*** Opening of DATA FOR THE TASK ***

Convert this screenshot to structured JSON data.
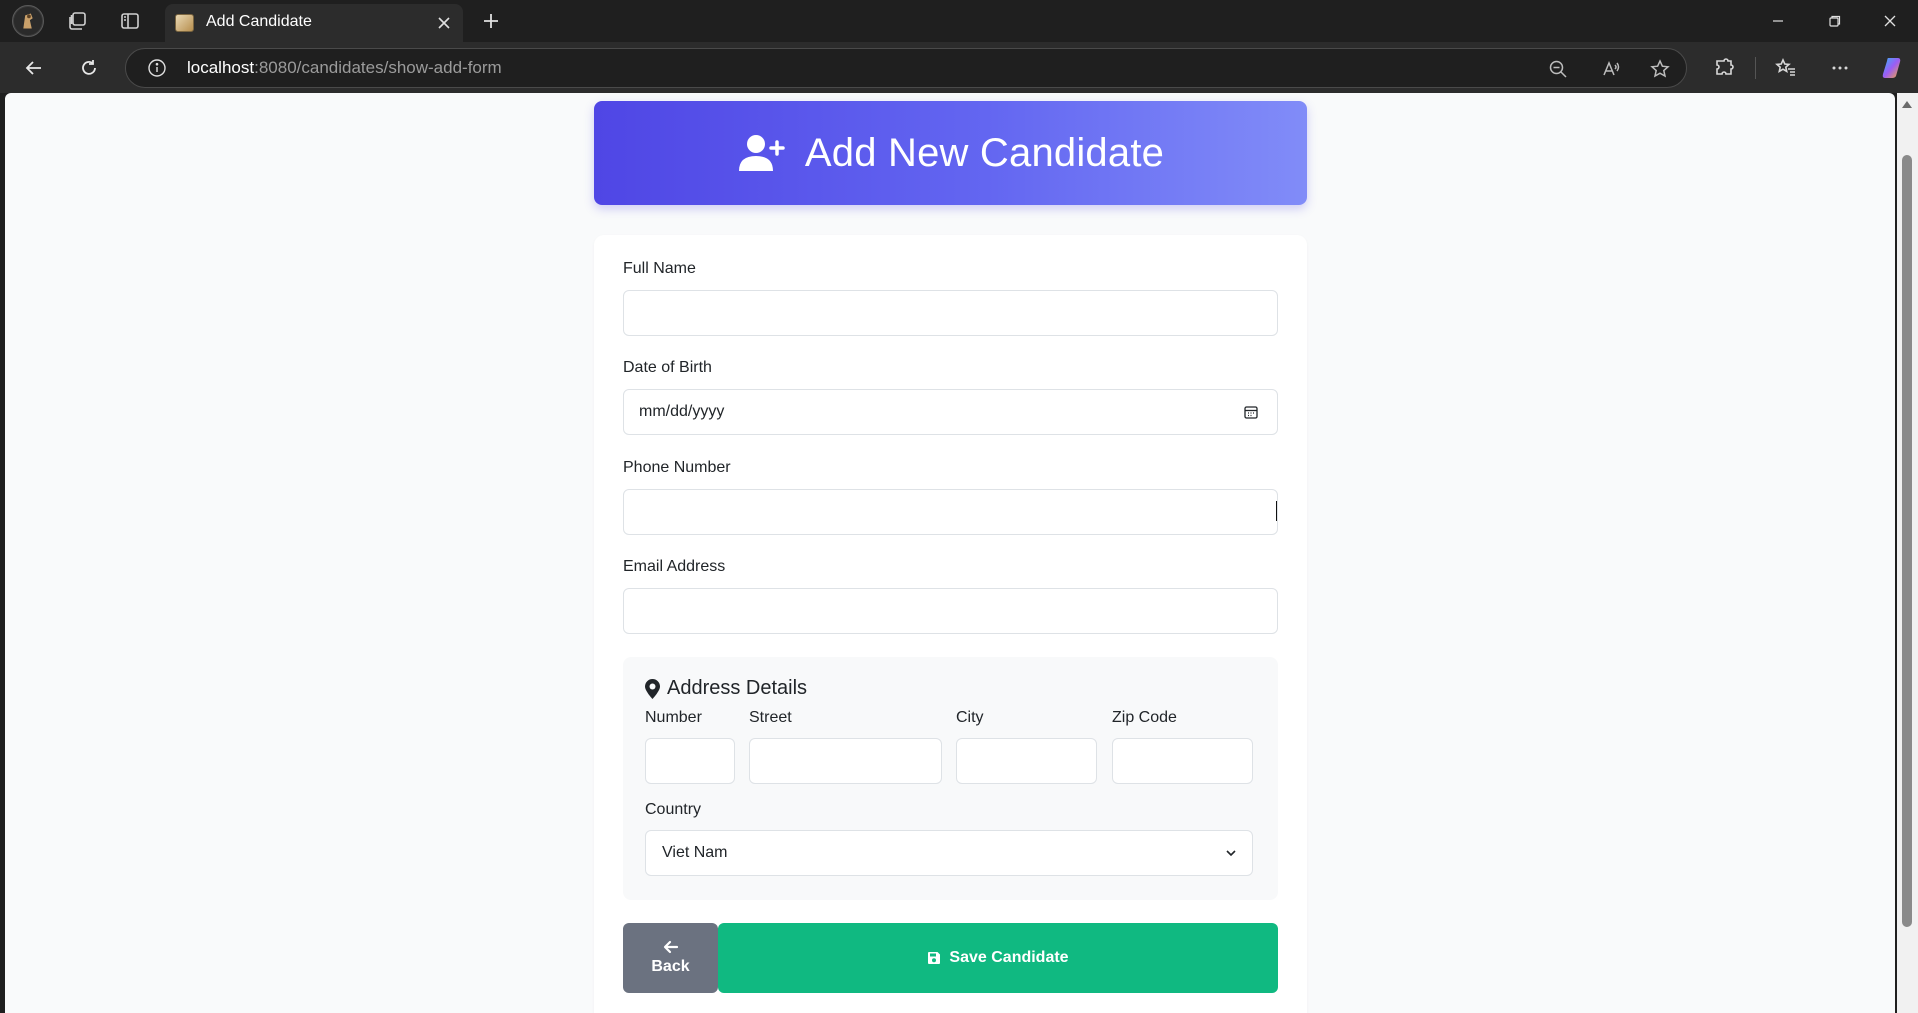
{
  "browser": {
    "tab_title": "Add Candidate",
    "url_host": "localhost",
    "url_rest": ":8080/candidates/show-add-form"
  },
  "page": {
    "header_title": "Add New Candidate",
    "icons": {
      "header": "user-plus-icon",
      "address": "map-marker-icon",
      "back": "arrow-left-icon",
      "save": "floppy-disk-icon",
      "date": "calendar-icon",
      "select": "chevron-down-icon"
    },
    "colors": {
      "header_start": "#4f46e5",
      "header_end": "#818cf8",
      "save_button": "#10b981",
      "back_button": "#6b7280"
    }
  },
  "form": {
    "full_name": {
      "label": "Full Name",
      "value": ""
    },
    "date_of_birth": {
      "label": "Date of Birth",
      "value": "mm/dd/yyyy"
    },
    "phone_number": {
      "label": "Phone Number",
      "value": ""
    },
    "email_address": {
      "label": "Email Address",
      "value": ""
    },
    "address": {
      "title": "Address Details",
      "number_label": "Number",
      "street_label": "Street",
      "city_label": "City",
      "zip_label": "Zip Code",
      "country_label": "Country",
      "country_value": "Viet Nam"
    },
    "buttons": {
      "back": "Back",
      "save": "Save Candidate"
    }
  }
}
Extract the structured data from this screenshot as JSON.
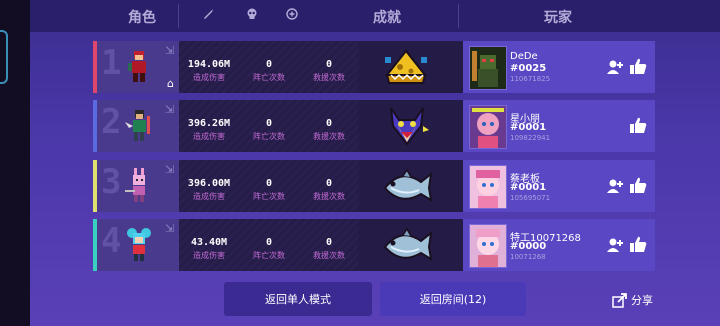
{
  "header": {
    "role": "角色",
    "achievement": "成就",
    "player": "玩家"
  },
  "stats_labels": {
    "damage": "造成伤害",
    "deaths": "阵亡次数",
    "rescues": "救援次数"
  },
  "rows": [
    {
      "rank": "1",
      "stripe_color": "#e0456a",
      "damage": "194.06M",
      "deaths": "0",
      "rescues": "0",
      "player_name": "DeDe",
      "player_id": "#0025",
      "player_uid": "110671825",
      "achievement_icon": "cheese-monster-icon",
      "has_add_button": true
    },
    {
      "rank": "2",
      "stripe_color": "#5a6ae0",
      "damage": "396.26M",
      "deaths": "0",
      "rescues": "0",
      "player_name": "星小朋",
      "player_id": "#0001",
      "player_uid": "109822941",
      "achievement_icon": "wolf-head-icon",
      "has_add_button": false
    },
    {
      "rank": "3",
      "stripe_color": "#e0e070",
      "damage": "396.00M",
      "deaths": "0",
      "rescues": "0",
      "player_name": "蔡老板",
      "player_id": "#0001",
      "player_uid": "105695071",
      "achievement_icon": "fish-icon",
      "has_add_button": true
    },
    {
      "rank": "4",
      "stripe_color": "#3ad0c0",
      "damage": "43.40M",
      "deaths": "0",
      "rescues": "0",
      "player_name": "特工10071268",
      "player_id": "#0000",
      "player_uid": "10071268",
      "achievement_icon": "fish-icon",
      "has_add_button": true
    }
  ],
  "buttons": {
    "back_single": "返回单人模式",
    "back_room": "返回房间(12)",
    "share": "分享"
  },
  "colors": {
    "button_primary": "#4a3ab8",
    "button_secondary": "#3a2a92",
    "header_bg": "#2a1f6a"
  }
}
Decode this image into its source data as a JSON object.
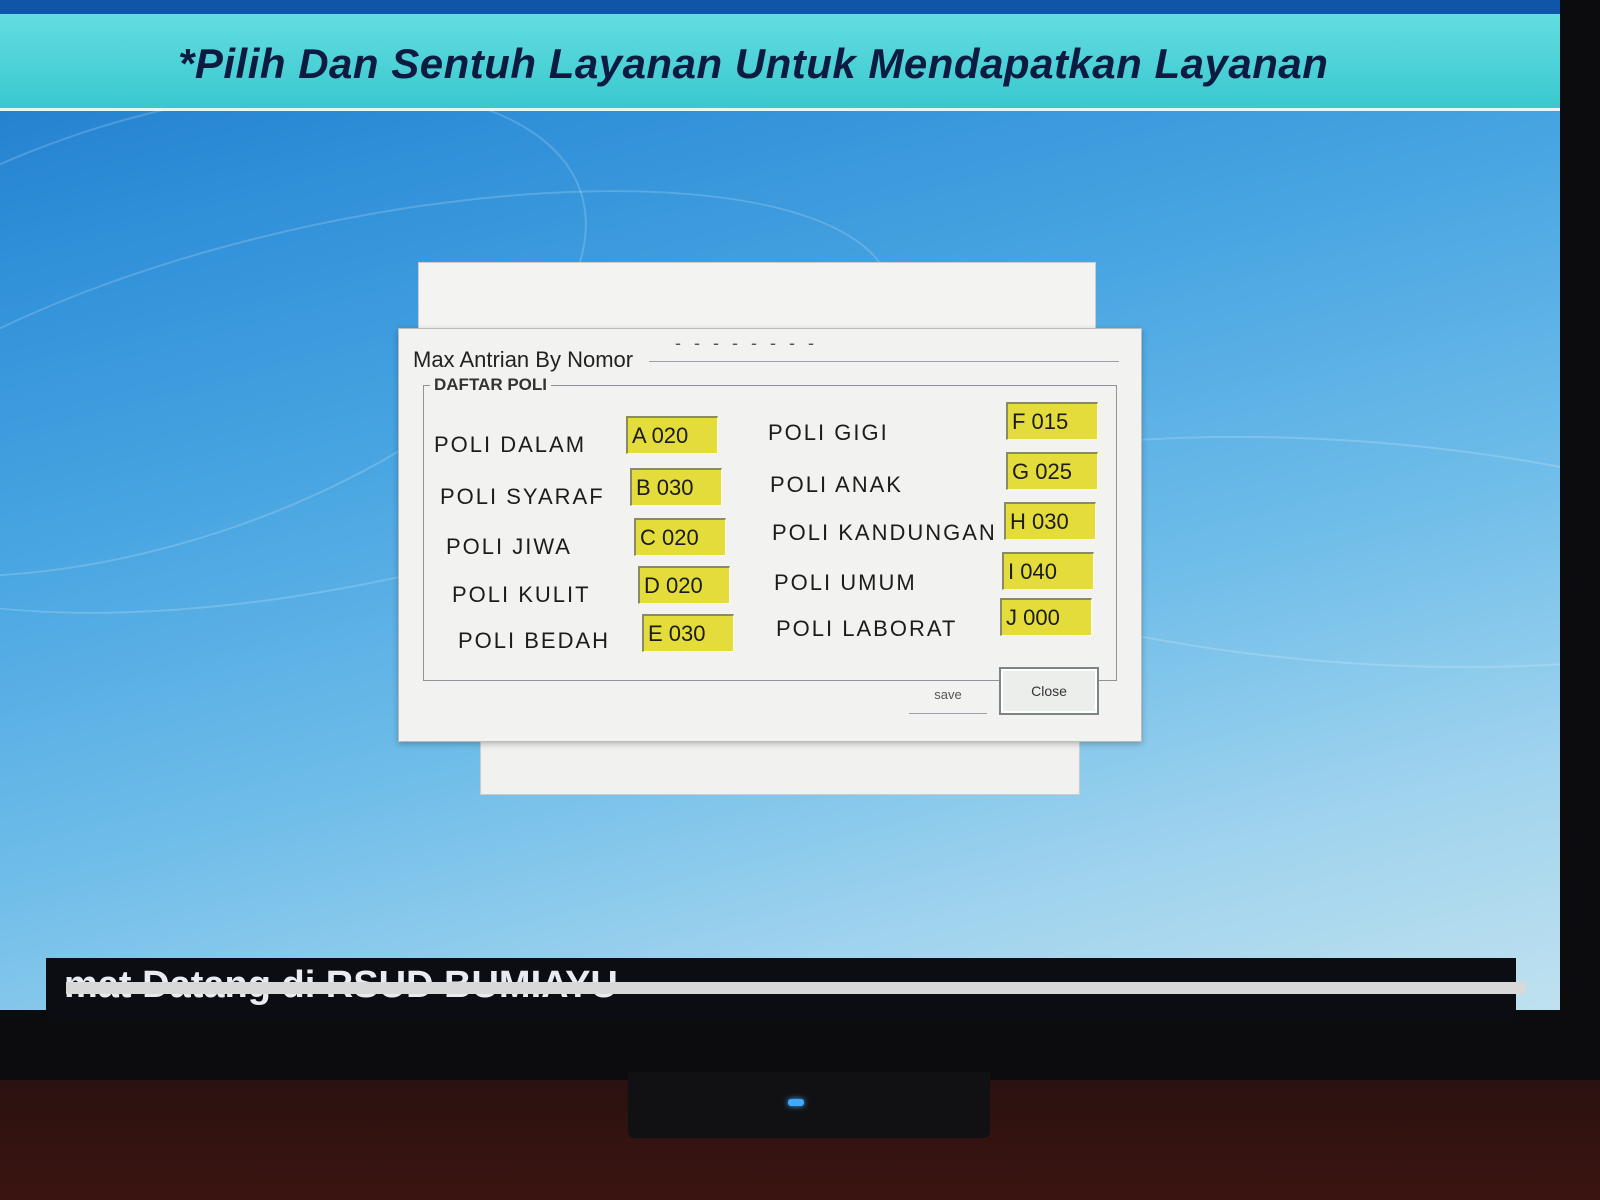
{
  "banner": {
    "text": "*Pilih Dan Sentuh Layanan Untuk Mendapatkan Layanan"
  },
  "dialog": {
    "title": "Max Antrian By Nomor",
    "group_label": "DAFTAR POLI",
    "left_column": [
      {
        "label": "POLI  DALAM",
        "value": "A 020"
      },
      {
        "label": "POLI  SYARAF",
        "value": "B 030"
      },
      {
        "label": "POLI  JIWA",
        "value": "C 020"
      },
      {
        "label": "POLI KULIT",
        "value": "D 020"
      },
      {
        "label": "POLI  BEDAH",
        "value": "E 030"
      }
    ],
    "right_column": [
      {
        "label": "POLI  GIGI",
        "value": "F 015"
      },
      {
        "label": "POLI ANAK",
        "value": "G 025"
      },
      {
        "label": "POLI  KANDUNGAN",
        "value": "H 030"
      },
      {
        "label": "POLI UMUM",
        "value": "I 040"
      },
      {
        "label": "POLI  LABORAT",
        "value": "J 000"
      }
    ],
    "save_label": "save",
    "close_label": "Close"
  },
  "ticker": {
    "text": "mat Datang di RSUD BUMIAYU"
  },
  "colors": {
    "banner_bg": "#39c8cf",
    "field_bg": "#e3dc3a",
    "desktop_bg": "#4aa6e2"
  }
}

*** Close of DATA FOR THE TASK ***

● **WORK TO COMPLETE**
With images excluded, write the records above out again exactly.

● **TASK ANSWER**
Convert this screenshot to structured JSON data.
{
  "browser": {
    "tab_title": "Add Candidate",
    "url_host": "localhost",
    "url_rest": ":8080/candidates/show-add-form"
  },
  "page": {
    "header_title": "Add New Candidate",
    "icons": {
      "header": "user-plus-icon",
      "address": "map-marker-icon",
      "back": "arrow-left-icon",
      "save": "floppy-disk-icon",
      "date": "calendar-icon",
      "select": "chevron-down-icon"
    },
    "colors": {
      "header_start": "#4f46e5",
      "header_end": "#818cf8",
      "save_button": "#10b981",
      "back_button": "#6b7280"
    }
  },
  "form": {
    "full_name": {
      "label": "Full Name",
      "value": ""
    },
    "date_of_birth": {
      "label": "Date of Birth",
      "value": "mm/dd/yyyy"
    },
    "phone_number": {
      "label": "Phone Number",
      "value": ""
    },
    "email_address": {
      "label": "Email Address",
      "value": ""
    },
    "address": {
      "title": "Address Details",
      "number_label": "Number",
      "street_label": "Street",
      "city_label": "City",
      "zip_label": "Zip Code",
      "country_label": "Country",
      "country_value": "Viet Nam"
    },
    "buttons": {
      "back": "Back",
      "save": "Save Candidate"
    }
  }
}
Extract the structured data from this screenshot as JSON.
{
  "header": {
    "role": "角色",
    "achievement": "成就",
    "player": "玩家"
  },
  "stats_labels": {
    "damage": "造成伤害",
    "deaths": "阵亡次数",
    "rescues": "救援次数"
  },
  "rows": [
    {
      "rank": "1",
      "stripe_color": "#e0456a",
      "damage": "194.06M",
      "deaths": "0",
      "rescues": "0",
      "player_name": "DeDe",
      "player_id": "#0025",
      "player_uid": "110671825",
      "achievement_icon": "cheese-monster-icon",
      "has_add_button": true
    },
    {
      "rank": "2",
      "stripe_color": "#5a6ae0",
      "damage": "396.26M",
      "deaths": "0",
      "rescues": "0",
      "player_name": "星小朋",
      "player_id": "#0001",
      "player_uid": "109822941",
      "achievement_icon": "wolf-head-icon",
      "has_add_button": false
    },
    {
      "rank": "3",
      "stripe_color": "#e0e070",
      "damage": "396.00M",
      "deaths": "0",
      "rescues": "0",
      "player_name": "蔡老板",
      "player_id": "#0001",
      "player_uid": "105695071",
      "achievement_icon": "fish-icon",
      "has_add_button": true
    },
    {
      "rank": "4",
      "stripe_color": "#3ad0c0",
      "damage": "43.40M",
      "deaths": "0",
      "rescues": "0",
      "player_name": "特工10071268",
      "player_id": "#0000",
      "player_uid": "10071268",
      "achievement_icon": "fish-icon",
      "has_add_button": true
    }
  ],
  "buttons": {
    "back_single": "返回单人模式",
    "back_room": "返回房间(12)",
    "share": "分享"
  },
  "colors": {
    "button_primary": "#4a3ab8",
    "button_secondary": "#3a2a92",
    "header_bg": "#2a1f6a"
  }
}
Decode this image into its source data as a JSON object.
{
  "banner": {
    "text": "*Pilih Dan Sentuh Layanan Untuk Mendapatkan Layanan"
  },
  "dialog": {
    "title": "Max Antrian By Nomor",
    "group_label": "DAFTAR POLI",
    "left_column": [
      {
        "label": "POLI  DALAM",
        "value": "A 020"
      },
      {
        "label": "POLI  SYARAF",
        "value": "B 030"
      },
      {
        "label": "POLI  JIWA",
        "value": "C 020"
      },
      {
        "label": "POLI KULIT",
        "value": "D 020"
      },
      {
        "label": "POLI  BEDAH",
        "value": "E 030"
      }
    ],
    "right_column": [
      {
        "label": "POLI  GIGI",
        "value": "F 015"
      },
      {
        "label": "POLI ANAK",
        "value": "G 025"
      },
      {
        "label": "POLI  KANDUNGAN",
        "value": "H 030"
      },
      {
        "label": "POLI UMUM",
        "value": "I 040"
      },
      {
        "label": "POLI  LABORAT",
        "value": "J 000"
      }
    ],
    "save_label": "save",
    "close_label": "Close"
  },
  "ticker": {
    "text": "mat Datang di RSUD BUMIAYU"
  },
  "colors": {
    "banner_bg": "#39c8cf",
    "field_bg": "#e3dc3a",
    "desktop_bg": "#4aa6e2"
  }
}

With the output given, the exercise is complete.